Once upon a time, it was a given that Republicans were the friends of business. Lately, though, the picture has grown far murkier. While Congressional Republicans are still the dutiful servants of business on any number of issues, such as their endless campaign to gut Dodd-Frank, the past five years has seen a growing chasm between big business and the new libertarian populist right that commands the heart of the Republican Party.
Think about: If the libertarian right had had its way, there would have been no TARP to bailout Wall Street and avert a much bigger financial crash. Most business leaders supported TARP; many leading Republicans did not.
Most top corporate leaders also favored a major stimulus package in 2009, backing the consensus of mainstream economists that government spending should make up for reduced demand. Not a single House Republican voted for that stimulus package.
Most corporate leaders favor a balanced approach to deficit reduction that combines new taxes with spending cuts. Yet every Republican candidate in 2012 famously said they would reject even a 10-to-1 ratio of spending cuts to tax hikes.

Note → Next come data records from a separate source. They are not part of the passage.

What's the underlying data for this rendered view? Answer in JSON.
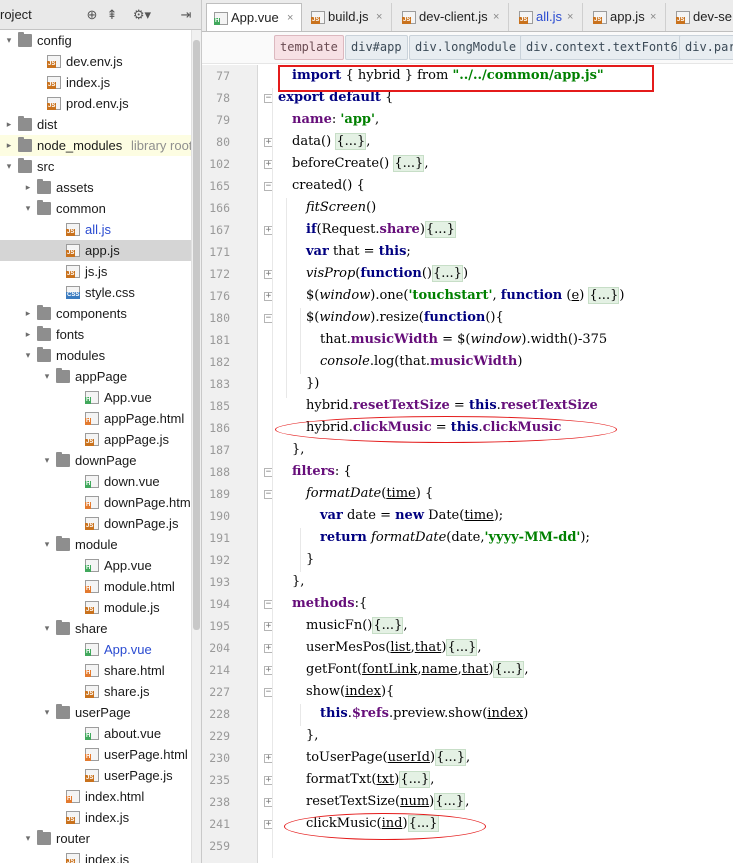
{
  "sidebar": {
    "title": "roject",
    "header_icons": [
      "globe-icon",
      "collapse-all-icon",
      "gear-icon",
      "hide-icon"
    ],
    "tree": [
      {
        "label": "config",
        "type": "folder",
        "depth": 0,
        "expanded": true
      },
      {
        "label": "dev.env.js",
        "type": "js",
        "depth": 1
      },
      {
        "label": "index.js",
        "type": "js",
        "depth": 1
      },
      {
        "label": "prod.env.js",
        "type": "js",
        "depth": 1
      },
      {
        "label": "dist",
        "type": "folder",
        "depth": 0,
        "expanded": false
      },
      {
        "label": "node_modules",
        "type": "folder",
        "depth": 0,
        "expanded": false,
        "note": "library root"
      },
      {
        "label": "src",
        "type": "folder",
        "depth": 0,
        "expanded": true
      },
      {
        "label": "assets",
        "type": "folder",
        "depth": 1,
        "expanded": false
      },
      {
        "label": "common",
        "type": "folder",
        "depth": 1,
        "expanded": true
      },
      {
        "label": "all.js",
        "type": "js",
        "depth": 2,
        "color": "blue"
      },
      {
        "label": "app.js",
        "type": "js",
        "depth": 2,
        "selected": true
      },
      {
        "label": "js.js",
        "type": "js",
        "depth": 2
      },
      {
        "label": "style.css",
        "type": "css",
        "depth": 2
      },
      {
        "label": "components",
        "type": "folder",
        "depth": 1,
        "expanded": false
      },
      {
        "label": "fonts",
        "type": "folder",
        "depth": 1,
        "expanded": false
      },
      {
        "label": "modules",
        "type": "folder",
        "depth": 1,
        "expanded": true
      },
      {
        "label": "appPage",
        "type": "folder",
        "depth": 2,
        "expanded": true
      },
      {
        "label": "App.vue",
        "type": "vue",
        "depth": 3
      },
      {
        "label": "appPage.html",
        "type": "html",
        "depth": 3
      },
      {
        "label": "appPage.js",
        "type": "js",
        "depth": 3
      },
      {
        "label": "downPage",
        "type": "folder",
        "depth": 2,
        "expanded": true
      },
      {
        "label": "down.vue",
        "type": "vue",
        "depth": 3
      },
      {
        "label": "downPage.html",
        "type": "html",
        "depth": 3
      },
      {
        "label": "downPage.js",
        "type": "js",
        "depth": 3
      },
      {
        "label": "module",
        "type": "folder",
        "depth": 2,
        "expanded": true
      },
      {
        "label": "App.vue",
        "type": "vue",
        "depth": 3
      },
      {
        "label": "module.html",
        "type": "html",
        "depth": 3
      },
      {
        "label": "module.js",
        "type": "js",
        "depth": 3
      },
      {
        "label": "share",
        "type": "folder",
        "depth": 2,
        "expanded": true
      },
      {
        "label": "App.vue",
        "type": "vue",
        "depth": 3,
        "color": "blue"
      },
      {
        "label": "share.html",
        "type": "html",
        "depth": 3
      },
      {
        "label": "share.js",
        "type": "js",
        "depth": 3
      },
      {
        "label": "userPage",
        "type": "folder",
        "depth": 2,
        "expanded": true
      },
      {
        "label": "about.vue",
        "type": "vue",
        "depth": 3
      },
      {
        "label": "userPage.html",
        "type": "html",
        "depth": 3
      },
      {
        "label": "userPage.js",
        "type": "js",
        "depth": 3
      },
      {
        "label": "index.html",
        "type": "html",
        "depth": 2
      },
      {
        "label": "index.js",
        "type": "js",
        "depth": 2
      },
      {
        "label": "router",
        "type": "folder",
        "depth": 1,
        "expanded": true
      },
      {
        "label": "index.js",
        "type": "js",
        "depth": 2
      }
    ]
  },
  "tabs": [
    {
      "label": "App.vue",
      "type": "vue",
      "active": true
    },
    {
      "label": "build.js",
      "type": "js"
    },
    {
      "label": "dev-client.js",
      "type": "js"
    },
    {
      "label": "all.js",
      "type": "js",
      "color": "blue"
    },
    {
      "label": "app.js",
      "type": "js"
    },
    {
      "label": "dev-se",
      "type": "js"
    }
  ],
  "breadcrumbs": [
    "template",
    "div#app",
    "div.longModule",
    "div.context.textFont6",
    "div.par"
  ],
  "editor": {
    "lines": [
      {
        "no": "77",
        "indent": 1,
        "text": "import { hybrid } from \"../../common/app.js\"",
        "style": "import"
      },
      {
        "no": "78",
        "indent": 0,
        "text": "export default {",
        "style": "kwline"
      },
      {
        "no": "79",
        "indent": 1,
        "text": "name: 'app',",
        "style": "name"
      },
      {
        "no": "80",
        "indent": 1,
        "text": "data() {...},",
        "style": "plain"
      },
      {
        "no": "102",
        "indent": 1,
        "text": "beforeCreate() {...},",
        "style": "plain"
      },
      {
        "no": "165",
        "indent": 1,
        "text": "created() {",
        "style": "plain"
      },
      {
        "no": "166",
        "indent": 2,
        "text": "fitScreen()",
        "style": "italic"
      },
      {
        "no": "167",
        "indent": 2,
        "text": "if(Request.share){...}",
        "style": "plain"
      },
      {
        "no": "171",
        "indent": 2,
        "text": "var that = this;",
        "style": "plain"
      },
      {
        "no": "172",
        "indent": 2,
        "text": "visProp(function(){...})",
        "style": "plain"
      },
      {
        "no": "176",
        "indent": 2,
        "text": "$(window).one('touchstart', function (e) {...})",
        "style": "plain"
      },
      {
        "no": "180",
        "indent": 2,
        "text": "$(window).resize(function(){",
        "style": "plain"
      },
      {
        "no": "181",
        "indent": 3,
        "text": "that.musicWidth = $(window).width()-375",
        "style": "plain"
      },
      {
        "no": "182",
        "indent": 3,
        "text": "console.log(that.musicWidth)",
        "style": "plain"
      },
      {
        "no": "183",
        "indent": 2,
        "text": "})",
        "style": "plain"
      },
      {
        "no": "185",
        "indent": 2,
        "text": "hybrid.resetTextSize = this.resetTextSize",
        "style": "plain"
      },
      {
        "no": "186",
        "indent": 2,
        "text": "hybrid.clickMusic = this.clickMusic",
        "style": "plain"
      },
      {
        "no": "187",
        "indent": 1,
        "text": "},",
        "style": "plain"
      },
      {
        "no": "188",
        "indent": 1,
        "text": "filters: {",
        "style": "plain"
      },
      {
        "no": "189",
        "indent": 2,
        "text": "formatDate(time) {",
        "style": "plain"
      },
      {
        "no": "190",
        "indent": 3,
        "text": "var date = new Date(time);",
        "style": "plain"
      },
      {
        "no": "191",
        "indent": 3,
        "text": "return formatDate(date,'yyyy-MM-dd');",
        "style": "plain"
      },
      {
        "no": "192",
        "indent": 2,
        "text": "}",
        "style": "plain"
      },
      {
        "no": "193",
        "indent": 1,
        "text": "},",
        "style": "plain"
      },
      {
        "no": "194",
        "indent": 1,
        "text": "methods:{",
        "style": "plain"
      },
      {
        "no": "195",
        "indent": 2,
        "text": "musicFn(){...},",
        "style": "plain"
      },
      {
        "no": "204",
        "indent": 2,
        "text": "userMesPos(list,that){...},",
        "style": "plain"
      },
      {
        "no": "214",
        "indent": 2,
        "text": "getFont(fontLink,name,that){...},",
        "style": "plain"
      },
      {
        "no": "227",
        "indent": 2,
        "text": "show(index){",
        "style": "plain"
      },
      {
        "no": "228",
        "indent": 3,
        "text": "this.$refs.preview.show(index)",
        "style": "plain"
      },
      {
        "no": "229",
        "indent": 2,
        "text": "},",
        "style": "plain"
      },
      {
        "no": "230",
        "indent": 2,
        "text": "toUserPage(userId){...},",
        "style": "plain"
      },
      {
        "no": "235",
        "indent": 2,
        "text": "formatTxt(txt){...},",
        "style": "plain"
      },
      {
        "no": "238",
        "indent": 2,
        "text": "resetTextSize(num){...},",
        "style": "plain"
      },
      {
        "no": "241",
        "indent": 2,
        "text": "clickMusic(ind){...}",
        "style": "plain"
      },
      {
        "no": "259",
        "indent": 0,
        "text": "",
        "style": "plain"
      }
    ]
  },
  "annotations": {
    "color": "#e41b1b"
  }
}
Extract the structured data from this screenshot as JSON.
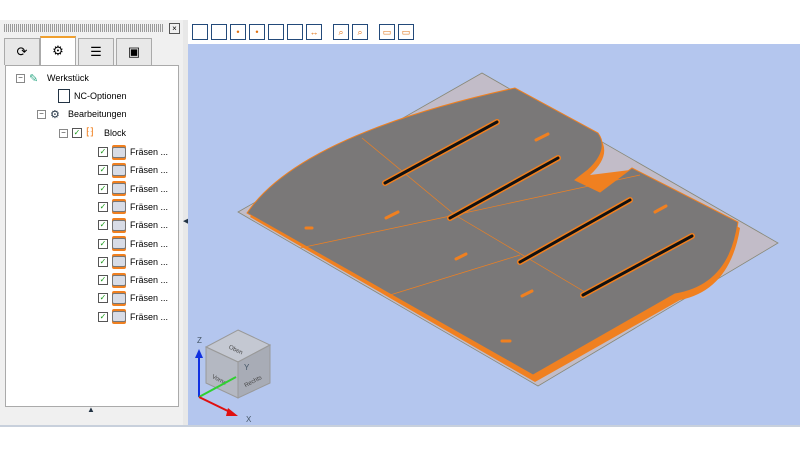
{
  "panel": {
    "close_icon": "×",
    "tabs": [
      "geometry-icon",
      "machining-icon",
      "list-icon",
      "tool-icon"
    ],
    "active_tab": 1
  },
  "tree": {
    "root": "Werkstück",
    "nc": "NC-Optionen",
    "machining": "Bearbeitungen",
    "block": "Block",
    "items": [
      "Fräsen ...",
      "Fräsen ...",
      "Fräsen ...",
      "Fräsen ...",
      "Fräsen ...",
      "Fräsen ...",
      "Fräsen ...",
      "Fräsen ...",
      "Fräsen ...",
      "Fräsen ..."
    ]
  },
  "toolbar": [
    "view-iso",
    "view-back",
    "view-front",
    "view-top",
    "view-left",
    "view-right",
    "view-dimensions",
    "zoom",
    "zoom-fit",
    "layout-1",
    "layout-2"
  ],
  "viewcube": {
    "top": "Oben",
    "front": "Vorne",
    "right": "Rechts"
  },
  "axes": {
    "x": "X",
    "y": "Y",
    "z": "Z"
  },
  "colors": {
    "viewport": "#b4c6ee",
    "part": "#f08020",
    "accent": "#f0a030"
  }
}
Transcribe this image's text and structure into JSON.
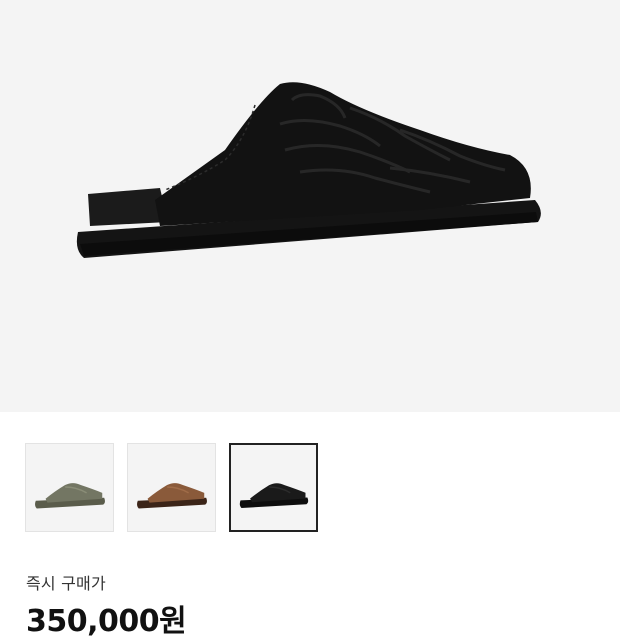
{
  "product": {
    "main_image": "black-suede-quilted-mule-slipper",
    "thumbnails": [
      {
        "name": "olive-variant",
        "color": "#6f725e",
        "selected": false
      },
      {
        "name": "brown-variant",
        "color": "#8a5a3a",
        "selected": false
      },
      {
        "name": "black-variant",
        "color": "#1a1a1a",
        "selected": true
      }
    ]
  },
  "pricing": {
    "label": "즉시 구매가",
    "price": "350,000원"
  },
  "colors": {
    "hero_bg": "#f4f4f4",
    "selected_border": "#222222"
  }
}
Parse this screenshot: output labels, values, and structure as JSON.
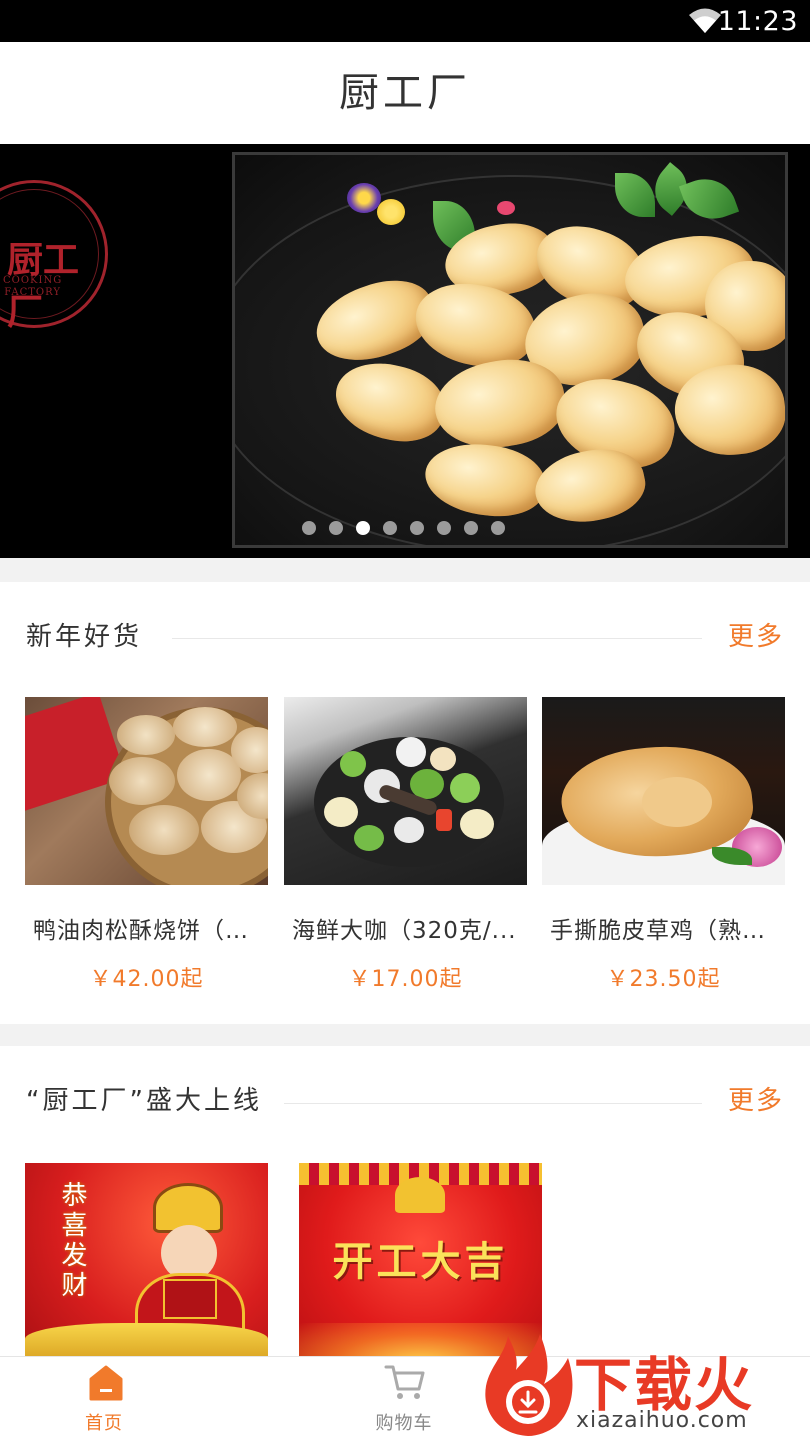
{
  "status_bar": {
    "time": "11:23",
    "icons": [
      "wifi-icon"
    ]
  },
  "header": {
    "title": "厨工厂"
  },
  "banner": {
    "logo_text": "厨工厂",
    "logo_subtitle_1": "COOKING",
    "logo_subtitle_2": "FACTORY",
    "page_count": 8,
    "active_index": 2
  },
  "sections": [
    {
      "title": "新年好货",
      "more_label": "更多",
      "products": [
        {
          "name": "鸭油肉松酥烧饼（6...",
          "price": "￥42.00起"
        },
        {
          "name": "海鲜大咖（320克/...",
          "price": "￥17.00起"
        },
        {
          "name": "手撕脆皮草鸡（熟制...",
          "price": "￥23.50起"
        }
      ]
    },
    {
      "title": "“厨工厂”盛大上线",
      "more_label": "更多",
      "posters": [
        {
          "text": "恭喜发财"
        },
        {
          "text": "开工大吉"
        }
      ]
    }
  ],
  "tab_bar": {
    "tabs": [
      {
        "label": "首页",
        "icon": "home-icon",
        "active": true
      },
      {
        "label": "购物车",
        "icon": "cart-icon",
        "active": false
      }
    ]
  },
  "watermark": {
    "text": "下载火",
    "url": "xiazaihuo.com"
  },
  "colors": {
    "accent": "#f17a2b",
    "status_bar": "#000000",
    "logo_red": "#a0232c"
  }
}
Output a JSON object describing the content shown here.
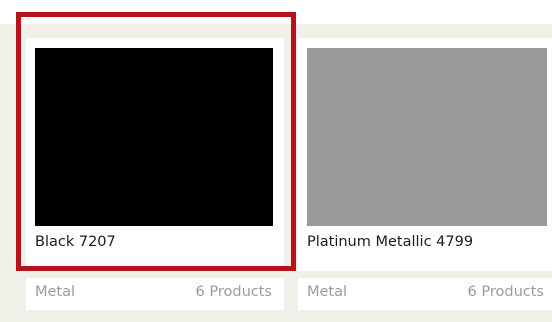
{
  "products": [
    {
      "name": "Black 7207",
      "category": "Metal",
      "count": "6 Products",
      "color": "#000000",
      "selected": true
    },
    {
      "name": "Platinum Metallic 4799",
      "category": "Metal",
      "count": "6 Products",
      "color": "#999a98",
      "selected": false
    }
  ],
  "colors": {
    "highlight": "#b5121b",
    "background_band": "#f1f0e8"
  }
}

Most corporate leaders think it's madness to play politics with the debt ceiling. Yet this has become a standard tactic for the House GOP.
And now comes the immigration debate. Even as big business, and particuarly Silicon Valley, lines up behind immigration reform that includes a path to citizenship, House Republicans seem nearly certain to kill the best chance at reform in years.
One reason for the growing division between Republicans and business is that the GOP base has little in common with America's corporate leadership class. The base voters tend to live in rural, small-town, or exurban America, and typically don't have professional degrees. Today's business elites tend to have MBAs and JDs and work in glass towers in major cities.
Much has been made of the growing division between "metro" and "retro" America -- the cosmopolitan blue parts of America and the red heartland.
But it's seldom noted that most corporate leaders are firmly part of "metro" America. So, yes, the GOP and big business have a marriage of convenience on a great many issues, particularly those involving regulation.
Culturally, though, these two groups have less and less in common. They are headed in different directions and that divergence has big implications for American politics over the long term.